New Method of Ethanol Production From Sugarcane Yields Water as Byproduct
photo by Ben Garland
Here's something that, unless you are intimately familiar with how sugarcane is processed, you may not be aware of: The most efficient Brazilian sugarcane mills consume about 1,800 liters of water per tonne of cane processed. Considering that by most assessments water is going to be an increasingly important and scarce commodity, the development of a system for processing sugarcane which not only uses no additional water, but actually produces water as a byproduct, is certainly an interesting development.
Brazilian biofuel equipment manufacturer Dedini has announced just such a system. Suitable for use both in straight sugar mills and those for ethanol, the method takes advantage of the fact that sugarcane is 70% water and uses this water in processing the cane. In fact, an additional 300 liters of water per tonne of processed cane is also produced. Dedini says that at some plants in excess of 3.6 million liters of water can be produced per day in this manner.

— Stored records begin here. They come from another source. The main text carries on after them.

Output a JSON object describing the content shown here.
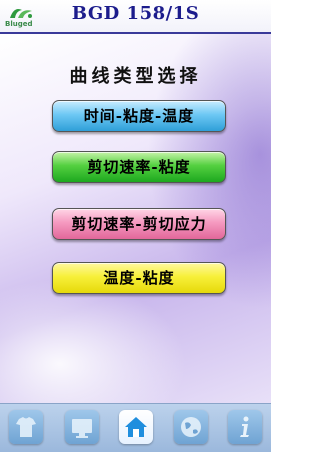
{
  "header": {
    "logo_text": "Bluged",
    "title": "BGD  158/1S"
  },
  "main": {
    "heading": "曲线类型选择",
    "buttons": [
      {
        "label": "时间-粘度-温度",
        "color": "#4fb7ea"
      },
      {
        "label": "剪切速率-粘度",
        "color": "#37c232"
      },
      {
        "label": "剪切速率-剪切应力",
        "color": "#ee86b4"
      },
      {
        "label": "温度-粘度",
        "color": "#f3ec2a"
      }
    ]
  },
  "footer": {
    "icons": [
      {
        "icon": "shirt-icon"
      },
      {
        "icon": "monitor-icon"
      },
      {
        "icon": "home-icon",
        "active": true
      },
      {
        "icon": "globe-icon"
      },
      {
        "icon": "info-icon"
      }
    ]
  },
  "colors": {
    "header_text": "#1c1c8c",
    "header_border": "#3a3a9a",
    "footer_bg": "#a9c4e4"
  }
}
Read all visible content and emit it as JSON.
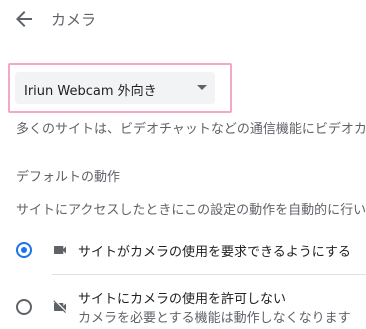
{
  "header": {
    "title": "カメラ"
  },
  "camera_select": {
    "selected": "Iriun Webcam 外向き"
  },
  "description": "多くのサイトは、ビデオチャットなどの通信機能にビデオカ",
  "default_behavior": {
    "heading": "デフォルトの動作",
    "description": "サイトにアクセスしたときにこの設定の動作を自動的に行い",
    "options": [
      {
        "label": "サイトがカメラの使用を要求できるようにする",
        "sublabel": "",
        "selected": true,
        "icon": "videocam-icon"
      },
      {
        "label": "サイトにカメラの使用を許可しない",
        "sublabel": "カメラを必要とする機能は動作しなくなります",
        "selected": false,
        "icon": "videocam-off-icon"
      }
    ]
  },
  "colors": {
    "accent": "#1a73e8",
    "highlight_border": "#f4a7c7",
    "select_bg": "#f1f3f4"
  }
}
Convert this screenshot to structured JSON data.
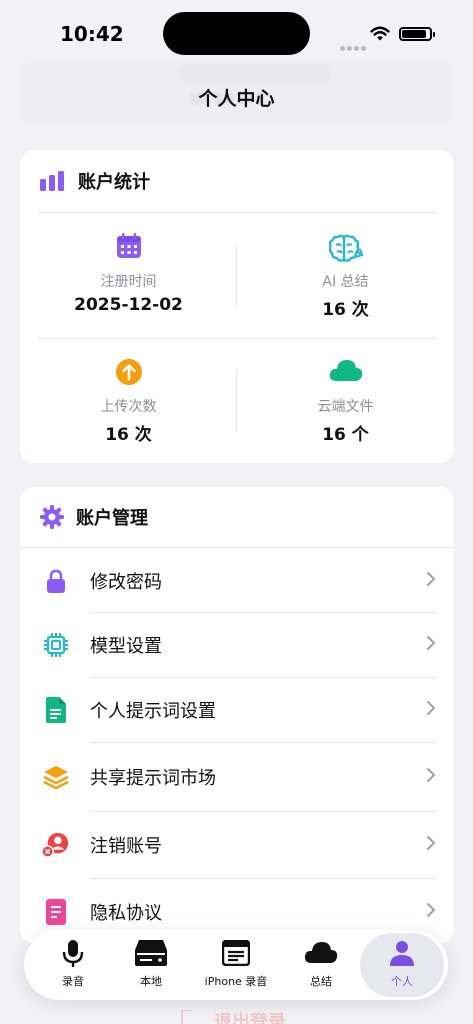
{
  "status_bar": {
    "time": "10:42"
  },
  "ghost_header": {
    "id_text": "ID 10173"
  },
  "page_title": "个人中心",
  "stats_card": {
    "title": "账户统计",
    "items": [
      {
        "label": "注册时间",
        "value": "2025-12-02",
        "icon": "calendar-icon",
        "color": "#8b5cf6"
      },
      {
        "label": "AI 总结",
        "value": "16 次",
        "icon": "brain-icon",
        "color": "#22b8cf"
      },
      {
        "label": "上传次数",
        "value": "16 次",
        "icon": "upload-arrow-icon",
        "color": "#f59e0b"
      },
      {
        "label": "云端文件",
        "value": "16 个",
        "icon": "cloud-icon",
        "color": "#10b981"
      }
    ]
  },
  "management_card": {
    "title": "账户管理",
    "items": [
      {
        "label": "修改密码",
        "icon": "lock-icon",
        "color": "#8b5cf6"
      },
      {
        "label": "模型设置",
        "icon": "chip-icon",
        "color": "#22b8cf"
      },
      {
        "label": "个人提示词设置",
        "icon": "document-icon",
        "color": "#10b981"
      },
      {
        "label": "共享提示词市场",
        "icon": "layers-icon",
        "color": "#f59e0b"
      },
      {
        "label": "注销账号",
        "icon": "remove-user-icon",
        "color": "#ef4444"
      },
      {
        "label": "隐私协议",
        "icon": "privacy-doc-icon",
        "color": "#ec4899"
      }
    ]
  },
  "logout_label": "退出登录",
  "tab_bar": {
    "tabs": [
      {
        "label": "录音",
        "icon": "microphone-icon"
      },
      {
        "label": "本地",
        "icon": "local-drive-icon"
      },
      {
        "label": "iPhone 录音",
        "icon": "recording-list-icon"
      },
      {
        "label": "总结",
        "icon": "cloud-summary-icon"
      },
      {
        "label": "个人",
        "icon": "person-icon",
        "active": true
      }
    ]
  },
  "colors": {
    "accent": "#7b4fe0",
    "background": "#f2f2f6"
  }
}
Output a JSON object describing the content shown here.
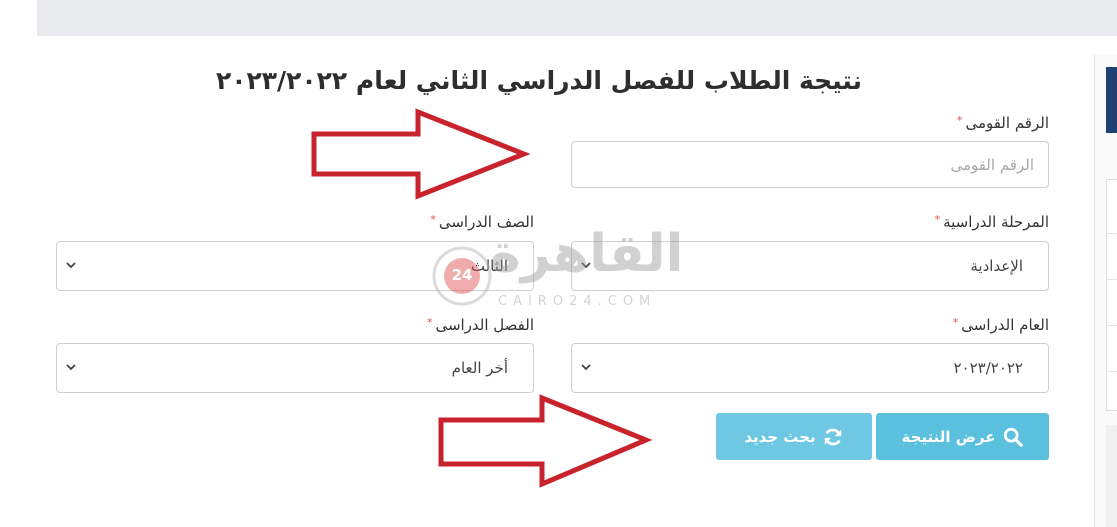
{
  "page": {
    "title": "نتيجة الطلاب للفصل الدراسي الثاني لعام ٢٠٢٣/٢٠٢٢"
  },
  "form": {
    "national_id": {
      "label": "الرقم القومى",
      "placeholder": "الرقم القومى",
      "required_mark": "*"
    },
    "stage": {
      "label": "المرحلة الدراسية",
      "value": "الإعدادية",
      "required_mark": "*"
    },
    "grade": {
      "label": "الصف الدراسى",
      "value": "الثالث",
      "required_mark": "*"
    },
    "year": {
      "label": "العام الدراسى",
      "value": "٢٠٢٣/٢٠٢٢",
      "required_mark": "*"
    },
    "term": {
      "label": "الفصل الدراسى",
      "value": "أخر العام",
      "required_mark": "*"
    }
  },
  "buttons": {
    "show_result": {
      "label": "عرض النتيجة",
      "icon": "search-icon"
    },
    "new_search": {
      "label": "بحث جديد",
      "icon": "refresh-icon"
    }
  },
  "watermark": {
    "arabic": "القاهرة",
    "latin": "CAIRO24.COM",
    "badge": "24"
  },
  "colors": {
    "button": "#5bc0de",
    "arrow": "#c8232c",
    "required": "#d9534f",
    "sidebar_accent": "#1e3f73"
  }
}
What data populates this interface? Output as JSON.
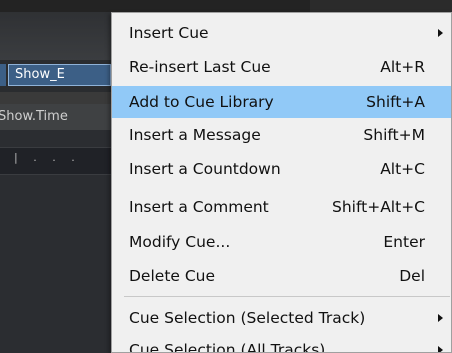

A spokesperson for Dedini told Reuters that, "The quality of the resulting water is better than the one from rivers." This isn't to say that the water is potable however. In its press release, Dedini said the water is only suitable for industrial uses or for irrigation.